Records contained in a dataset
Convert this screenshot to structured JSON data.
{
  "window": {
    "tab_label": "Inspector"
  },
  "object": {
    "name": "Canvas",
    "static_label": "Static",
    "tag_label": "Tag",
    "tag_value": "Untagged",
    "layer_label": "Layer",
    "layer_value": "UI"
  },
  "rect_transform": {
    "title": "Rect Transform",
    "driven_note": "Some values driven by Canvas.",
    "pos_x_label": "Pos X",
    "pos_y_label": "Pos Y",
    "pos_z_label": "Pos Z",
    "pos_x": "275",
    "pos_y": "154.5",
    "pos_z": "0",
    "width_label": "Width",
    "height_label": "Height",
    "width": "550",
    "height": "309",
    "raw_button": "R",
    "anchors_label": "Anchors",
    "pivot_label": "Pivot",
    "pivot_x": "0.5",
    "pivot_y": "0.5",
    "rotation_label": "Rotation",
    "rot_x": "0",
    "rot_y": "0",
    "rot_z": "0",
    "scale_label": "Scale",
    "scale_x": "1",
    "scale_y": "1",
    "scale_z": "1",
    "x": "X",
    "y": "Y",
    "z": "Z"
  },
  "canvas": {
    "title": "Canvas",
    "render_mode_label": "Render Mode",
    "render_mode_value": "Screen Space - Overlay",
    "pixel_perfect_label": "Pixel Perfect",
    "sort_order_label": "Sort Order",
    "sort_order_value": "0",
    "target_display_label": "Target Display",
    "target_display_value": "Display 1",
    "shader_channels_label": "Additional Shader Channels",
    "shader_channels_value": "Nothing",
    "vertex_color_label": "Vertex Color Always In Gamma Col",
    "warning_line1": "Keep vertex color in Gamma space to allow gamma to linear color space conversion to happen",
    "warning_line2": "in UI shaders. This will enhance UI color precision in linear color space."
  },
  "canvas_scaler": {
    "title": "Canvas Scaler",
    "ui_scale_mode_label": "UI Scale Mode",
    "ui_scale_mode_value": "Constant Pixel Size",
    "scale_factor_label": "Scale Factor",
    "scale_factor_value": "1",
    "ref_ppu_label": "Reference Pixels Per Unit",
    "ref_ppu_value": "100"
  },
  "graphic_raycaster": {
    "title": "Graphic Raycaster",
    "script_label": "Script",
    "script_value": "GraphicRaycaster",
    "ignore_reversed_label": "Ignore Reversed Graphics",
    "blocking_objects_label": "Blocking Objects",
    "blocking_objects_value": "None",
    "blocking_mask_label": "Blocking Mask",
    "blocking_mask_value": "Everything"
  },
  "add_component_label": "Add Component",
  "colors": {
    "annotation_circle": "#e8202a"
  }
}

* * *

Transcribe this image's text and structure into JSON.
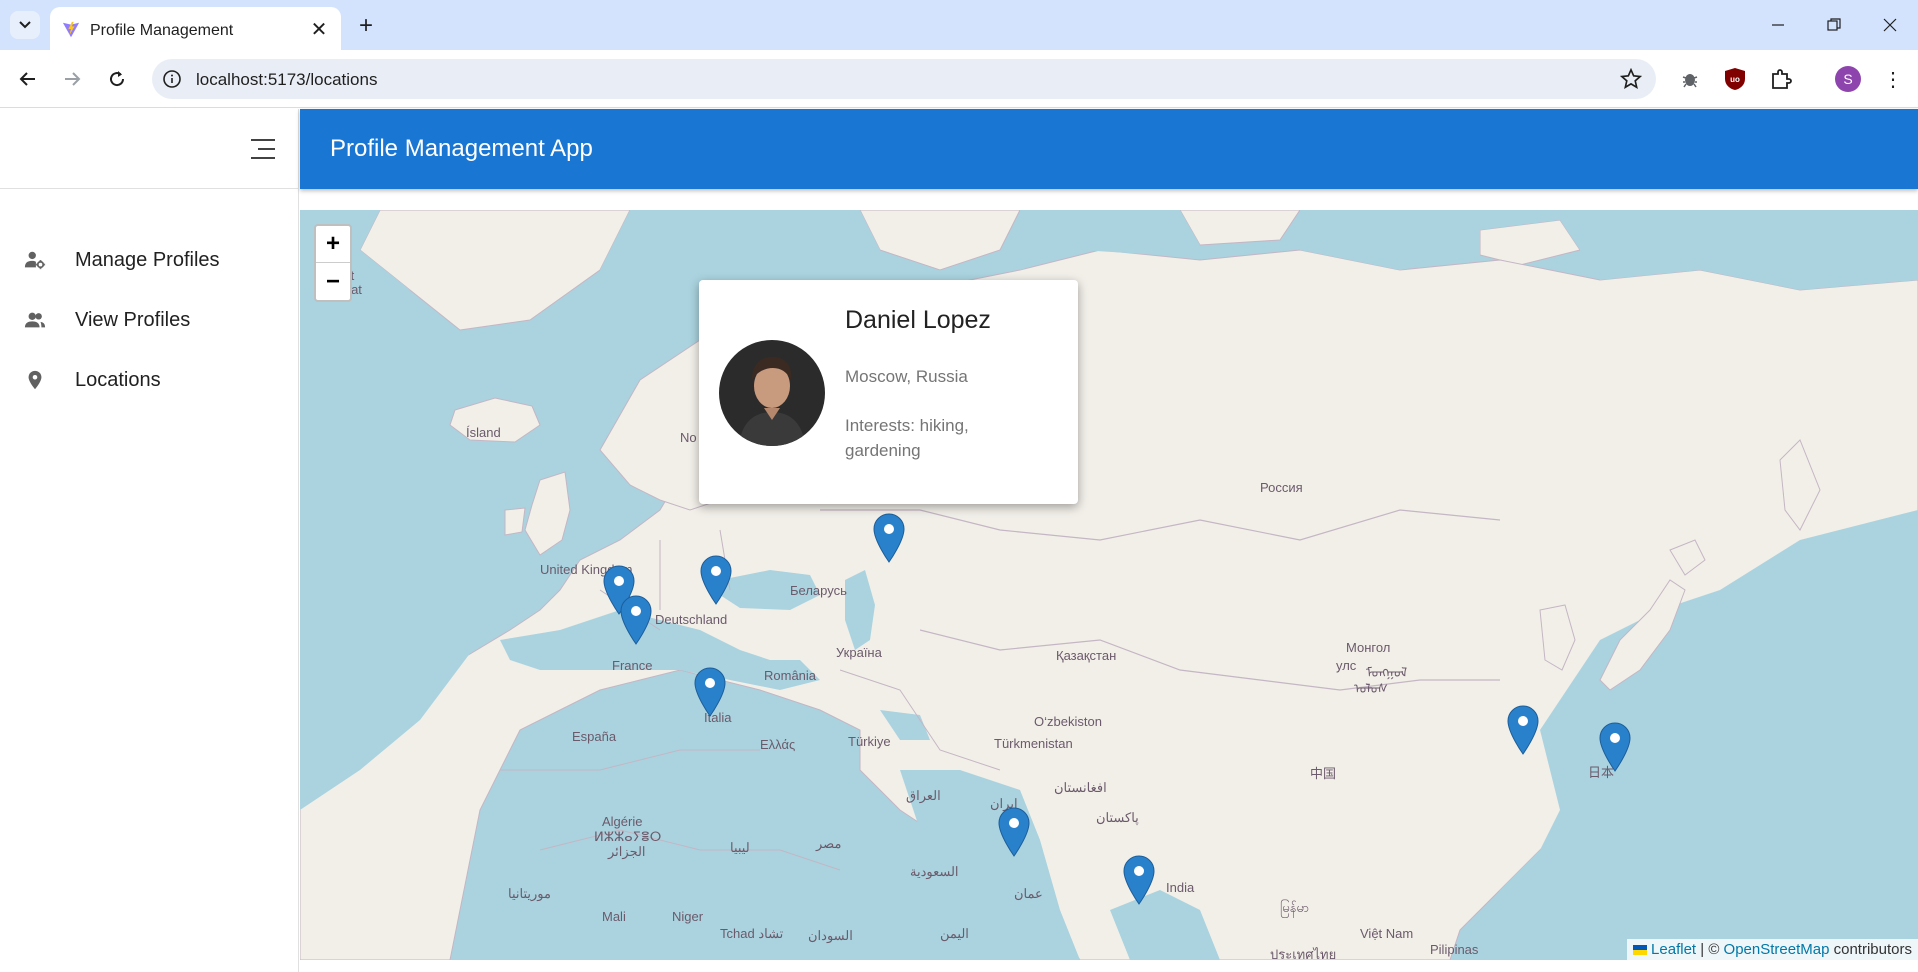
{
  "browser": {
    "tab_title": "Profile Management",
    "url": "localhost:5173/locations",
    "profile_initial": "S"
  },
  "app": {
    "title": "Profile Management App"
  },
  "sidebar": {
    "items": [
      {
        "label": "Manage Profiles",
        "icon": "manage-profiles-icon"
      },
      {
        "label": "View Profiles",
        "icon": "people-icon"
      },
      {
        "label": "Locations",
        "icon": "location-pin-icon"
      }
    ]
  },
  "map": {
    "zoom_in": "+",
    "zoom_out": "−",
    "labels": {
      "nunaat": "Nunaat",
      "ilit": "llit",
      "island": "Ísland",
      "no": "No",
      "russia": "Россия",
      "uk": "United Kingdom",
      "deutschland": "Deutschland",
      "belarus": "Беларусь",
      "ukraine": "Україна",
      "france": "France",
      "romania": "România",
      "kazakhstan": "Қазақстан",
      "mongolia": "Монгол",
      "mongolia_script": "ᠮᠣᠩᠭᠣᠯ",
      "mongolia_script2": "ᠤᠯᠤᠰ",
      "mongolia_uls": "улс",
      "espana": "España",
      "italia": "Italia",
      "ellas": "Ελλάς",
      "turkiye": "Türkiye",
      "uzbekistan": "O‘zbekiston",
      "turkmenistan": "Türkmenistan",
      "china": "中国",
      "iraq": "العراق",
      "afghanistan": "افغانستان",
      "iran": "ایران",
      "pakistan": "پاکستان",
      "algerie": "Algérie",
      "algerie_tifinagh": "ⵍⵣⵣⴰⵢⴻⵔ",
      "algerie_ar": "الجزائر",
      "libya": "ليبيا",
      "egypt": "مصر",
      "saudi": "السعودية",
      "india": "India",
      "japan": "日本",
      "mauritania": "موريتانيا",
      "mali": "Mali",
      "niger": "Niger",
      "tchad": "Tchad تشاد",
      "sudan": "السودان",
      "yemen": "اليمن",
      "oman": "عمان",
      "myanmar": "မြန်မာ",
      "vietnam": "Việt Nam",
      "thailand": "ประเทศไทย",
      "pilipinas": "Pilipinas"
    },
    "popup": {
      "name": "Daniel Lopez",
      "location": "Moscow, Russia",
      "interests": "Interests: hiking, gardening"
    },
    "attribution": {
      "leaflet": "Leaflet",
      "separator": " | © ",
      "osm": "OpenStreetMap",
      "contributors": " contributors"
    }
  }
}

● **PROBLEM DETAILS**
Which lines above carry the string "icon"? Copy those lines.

● **ANSWER TO THE EXERCISE**
        "icon": "manage-profiles-icon"
        "icon": "people-icon"
        "icon": "location-pin-icon"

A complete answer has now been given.